# [What you have to do]
What is needed is the number of lines below that contain the word "System", with no other output.

-=-=-=-=-

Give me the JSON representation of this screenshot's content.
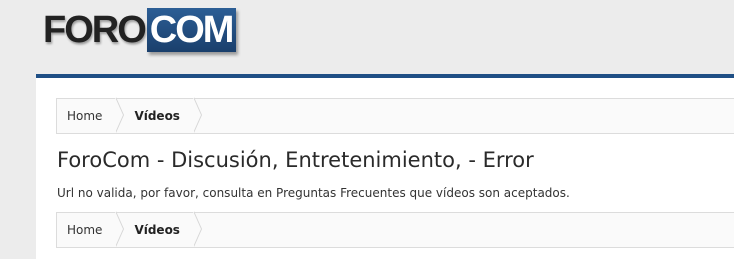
{
  "logo": {
    "part1": "FORO",
    "part2": "COM"
  },
  "breadcrumb_top": {
    "items": [
      {
        "label": "Home"
      },
      {
        "label": "Vídeos"
      }
    ]
  },
  "page": {
    "title": "ForoCom - Discusión, Entretenimiento, - Error",
    "message": "Url no valida, por favor, consulta en Preguntas Frecuentes que vídeos son aceptados."
  },
  "breadcrumb_bottom": {
    "items": [
      {
        "label": "Home"
      },
      {
        "label": "Vídeos"
      }
    ]
  },
  "colors": {
    "accent_bar": "#1f4f85",
    "logo_com_bg": "#2c5e95",
    "page_bg": "#ececec"
  }
}
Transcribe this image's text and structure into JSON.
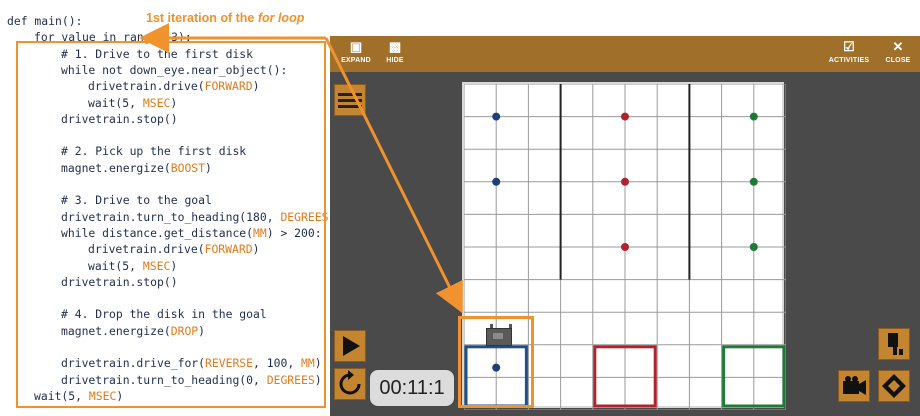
{
  "annotation": {
    "label_pre": "1st iteration of the ",
    "label_em": "for loop"
  },
  "code": [
    {
      "i": 0,
      "parts": [
        {
          "t": "def main():",
          "c": "kw"
        }
      ]
    },
    {
      "i": 1,
      "parts": [
        {
          "t": "for value in range (3):",
          "c": "kw"
        }
      ]
    },
    {
      "i": 2,
      "parts": [
        {
          "t": "# 1. Drive to the first disk",
          "c": "kw"
        }
      ]
    },
    {
      "i": 2,
      "parts": [
        {
          "t": "while not down_eye.near_object():",
          "c": "kw"
        }
      ]
    },
    {
      "i": 3,
      "parts": [
        {
          "t": "drivetrain.drive(",
          "c": "kw"
        },
        {
          "t": "FORWARD",
          "c": "cst"
        },
        {
          "t": ")",
          "c": "kw"
        }
      ]
    },
    {
      "i": 3,
      "parts": [
        {
          "t": "wait(5, ",
          "c": "kw"
        },
        {
          "t": "MSEC",
          "c": "cst"
        },
        {
          "t": ")",
          "c": "kw"
        }
      ]
    },
    {
      "i": 2,
      "parts": [
        {
          "t": "drivetrain.stop()",
          "c": "kw"
        }
      ]
    },
    {
      "i": 2,
      "parts": [
        {
          "t": "",
          "c": "kw"
        }
      ]
    },
    {
      "i": 2,
      "parts": [
        {
          "t": "# 2. Pick up the first disk",
          "c": "kw"
        }
      ]
    },
    {
      "i": 2,
      "parts": [
        {
          "t": "magnet.energize(",
          "c": "kw"
        },
        {
          "t": "BOOST",
          "c": "cst"
        },
        {
          "t": ")",
          "c": "kw"
        }
      ]
    },
    {
      "i": 2,
      "parts": [
        {
          "t": "",
          "c": "kw"
        }
      ]
    },
    {
      "i": 2,
      "parts": [
        {
          "t": "# 3. Drive to the goal",
          "c": "kw"
        }
      ]
    },
    {
      "i": 2,
      "parts": [
        {
          "t": "drivetrain.turn_to_heading(180, ",
          "c": "kw"
        },
        {
          "t": "DEGREES",
          "c": "cst"
        },
        {
          "t": ")",
          "c": "kw"
        }
      ]
    },
    {
      "i": 2,
      "parts": [
        {
          "t": "while distance.get_distance(",
          "c": "kw"
        },
        {
          "t": "MM",
          "c": "cst"
        },
        {
          "t": ") > 200:",
          "c": "kw"
        }
      ]
    },
    {
      "i": 3,
      "parts": [
        {
          "t": "drivetrain.drive(",
          "c": "kw"
        },
        {
          "t": "FORWARD",
          "c": "cst"
        },
        {
          "t": ")",
          "c": "kw"
        }
      ]
    },
    {
      "i": 3,
      "parts": [
        {
          "t": "wait(5, ",
          "c": "kw"
        },
        {
          "t": "MSEC",
          "c": "cst"
        },
        {
          "t": ")",
          "c": "kw"
        }
      ]
    },
    {
      "i": 2,
      "parts": [
        {
          "t": "drivetrain.stop()",
          "c": "kw"
        }
      ]
    },
    {
      "i": 2,
      "parts": [
        {
          "t": "",
          "c": "kw"
        }
      ]
    },
    {
      "i": 2,
      "parts": [
        {
          "t": "# 4. Drop the disk in the goal",
          "c": "kw"
        }
      ]
    },
    {
      "i": 2,
      "parts": [
        {
          "t": "magnet.energize(",
          "c": "kw"
        },
        {
          "t": "DROP",
          "c": "cst"
        },
        {
          "t": ")",
          "c": "kw"
        }
      ]
    },
    {
      "i": 2,
      "parts": [
        {
          "t": "",
          "c": "kw"
        }
      ]
    },
    {
      "i": 2,
      "parts": [
        {
          "t": "drivetrain.drive_for(",
          "c": "kw"
        },
        {
          "t": "REVERSE",
          "c": "cst"
        },
        {
          "t": ", 100, ",
          "c": "kw"
        },
        {
          "t": "MM",
          "c": "cst"
        },
        {
          "t": ")",
          "c": "kw"
        }
      ]
    },
    {
      "i": 2,
      "parts": [
        {
          "t": "drivetrain.turn_to_heading(0, ",
          "c": "kw"
        },
        {
          "t": "DEGREES",
          "c": "cst"
        },
        {
          "t": ")",
          "c": "kw"
        }
      ]
    },
    {
      "i": 1,
      "parts": [
        {
          "t": "wait(5, ",
          "c": "kw"
        },
        {
          "t": "MSEC",
          "c": "cst"
        },
        {
          "t": ")",
          "c": "kw"
        }
      ]
    }
  ],
  "toolbar": {
    "expand": "EXPAND",
    "hide": "HIDE",
    "activities": "ACTIVITIES",
    "close": "CLOSE"
  },
  "timer": "00:11:1",
  "field": {
    "disks": [
      {
        "col": 0,
        "row": 0,
        "color": "#1f3f7a"
      },
      {
        "col": 0,
        "row": 1,
        "color": "#1f3f7a"
      },
      {
        "col": 1,
        "row": 0,
        "color": "#b0232e"
      },
      {
        "col": 1,
        "row": 1,
        "color": "#b0232e"
      },
      {
        "col": 1,
        "row": 2,
        "color": "#b0232e"
      },
      {
        "col": 2,
        "row": 0,
        "color": "#1e7a36"
      },
      {
        "col": 2,
        "row": 1,
        "color": "#1e7a36"
      },
      {
        "col": 2,
        "row": 2,
        "color": "#1e7a36"
      },
      {
        "col": 0,
        "row": 4,
        "color": "#1f3f7a"
      }
    ],
    "goal_colors": [
      "#1f4f8a",
      "#b0232e",
      "#1e7a36"
    ]
  },
  "colors": {
    "accent": "#f0922d",
    "toolbar": "#a0702a",
    "button": "#c3852f"
  }
}
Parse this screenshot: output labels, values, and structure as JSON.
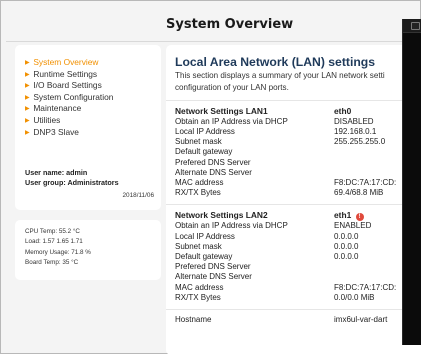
{
  "header": {
    "title": "System Overview"
  },
  "nav": {
    "items": [
      {
        "label": "System Overview",
        "active": true
      },
      {
        "label": "Runtime Settings",
        "active": false
      },
      {
        "label": "I/O Board Settings",
        "active": false
      },
      {
        "label": "System Configuration",
        "active": false
      },
      {
        "label": "Maintenance",
        "active": false
      },
      {
        "label": "Utilities",
        "active": false
      },
      {
        "label": "DNP3 Slave",
        "active": false
      }
    ],
    "bullet_icon": "triangle-right-icon",
    "accent_color": "#f19000"
  },
  "user": {
    "name_line": "User name: admin",
    "group_line": "User group: Administrators",
    "date": "2018/11/06"
  },
  "stats": {
    "cpu": "CPU Temp: 55.2 °C",
    "load": "Load: 1.57  1.65  1.71",
    "memory": "Memory Usage: 71.8 %",
    "board": "Board Temp: 35 °C"
  },
  "lan": {
    "title": "Local Area Network (LAN) settings",
    "desc_line1": "This section displays a summary of your LAN network setti",
    "desc_line2": "configuration of your LAN ports.",
    "title_color": "#1f3a5a",
    "lan1": {
      "heading": "Network Settings LAN1",
      "iface": "eth0",
      "rows": [
        {
          "k": "Obtain an IP Address via DHCP",
          "v": "DISABLED"
        },
        {
          "k": "Local IP Address",
          "v": "192.168.0.1"
        },
        {
          "k": "Subnet mask",
          "v": "255.255.255.0"
        },
        {
          "k": "Default gateway",
          "v": ""
        },
        {
          "k": "Prefered DNS Server",
          "v": ""
        },
        {
          "k": "Alternate DNS Server",
          "v": ""
        },
        {
          "k": "MAC address",
          "v": "F8:DC:7A:17:CD:"
        },
        {
          "k": "RX/TX Bytes",
          "v": "69.4/68.8 MiB"
        }
      ]
    },
    "lan2": {
      "heading": "Network Settings LAN2",
      "iface": "eth1",
      "status_icon": "error-icon",
      "status_color": "#e04a3c",
      "rows": [
        {
          "k": "Obtain an IP Address via DHCP",
          "v": "ENABLED"
        },
        {
          "k": "Local IP Address",
          "v": "0.0.0.0"
        },
        {
          "k": "Subnet mask",
          "v": "0.0.0.0"
        },
        {
          "k": "Default gateway",
          "v": "0.0.0.0"
        },
        {
          "k": "Prefered DNS Server",
          "v": ""
        },
        {
          "k": "Alternate DNS Server",
          "v": ""
        },
        {
          "k": "MAC address",
          "v": "F8:DC:7A:17:CD:"
        },
        {
          "k": "RX/TX Bytes",
          "v": "0.0/0.0 MiB"
        }
      ]
    },
    "hostname": {
      "k": "Hostname",
      "v": "imx6ul-var-dart"
    }
  }
}
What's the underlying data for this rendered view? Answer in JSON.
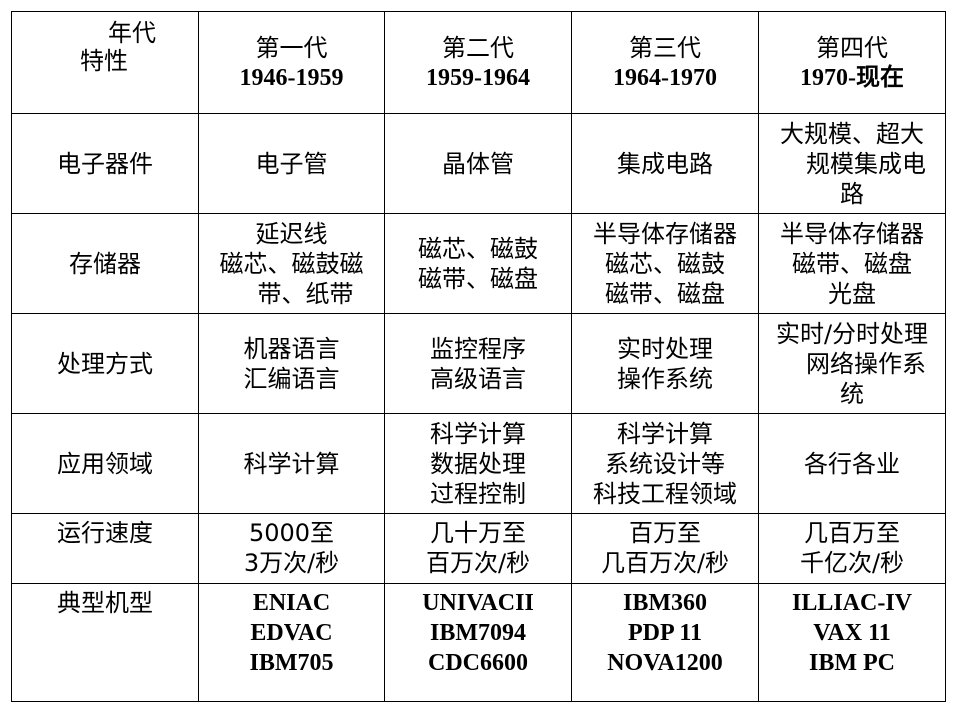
{
  "corner": {
    "top": "年代",
    "bottom": "特性"
  },
  "generations": [
    {
      "name": "第一代",
      "years": "1946-1959"
    },
    {
      "name": "第二代",
      "years": "1959-1964"
    },
    {
      "name": "第三代",
      "years": "1964-1970"
    },
    {
      "name": "第四代",
      "years": "1970-现在"
    }
  ],
  "rows": [
    {
      "label": "电子器件",
      "cells": [
        [
          "电子管"
        ],
        [
          "晶体管"
        ],
        [
          "集成电路"
        ],
        [
          "大规模、超大",
          "规模集成电",
          "路"
        ]
      ]
    },
    {
      "label": "存储器",
      "cells": [
        [
          "延迟线",
          "磁芯、磁鼓磁",
          "带、纸带"
        ],
        [
          "磁芯、磁鼓",
          "磁带、磁盘"
        ],
        [
          "半导体存储器",
          "磁芯、磁鼓",
          "磁带、磁盘"
        ],
        [
          "半导体存储器",
          "磁带、磁盘",
          "光盘"
        ]
      ]
    },
    {
      "label": "处理方式",
      "cells": [
        [
          "机器语言",
          "汇编语言"
        ],
        [
          "监控程序",
          "高级语言"
        ],
        [
          "实时处理",
          "操作系统"
        ],
        [
          "实时/分时处理",
          "网络操作系",
          "统"
        ]
      ]
    },
    {
      "label": "应用领域",
      "cells": [
        [
          "科学计算"
        ],
        [
          "科学计算",
          "数据处理",
          "过程控制"
        ],
        [
          "科学计算",
          "系统设计等",
          "科技工程领域"
        ],
        [
          "各行各业"
        ]
      ]
    },
    {
      "label": "运行速度",
      "cells": [
        [
          "5000至",
          "3万次/秒"
        ],
        [
          "几十万至",
          "百万次/秒"
        ],
        [
          "百万至",
          "几百万次/秒"
        ],
        [
          "几百万至",
          "千亿次/秒"
        ]
      ]
    },
    {
      "label": "典型机型",
      "cells": [
        [
          "ENIAC",
          "EDVAC",
          "IBM705"
        ],
        [
          "UNIVACII",
          "IBM7094",
          "CDC6600"
        ],
        [
          "IBM360",
          "PDP 11",
          "NOVA1200"
        ],
        [
          "ILLIAC-IV",
          "VAX 11",
          "IBM PC"
        ]
      ]
    }
  ]
}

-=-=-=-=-

# [Solution below]
3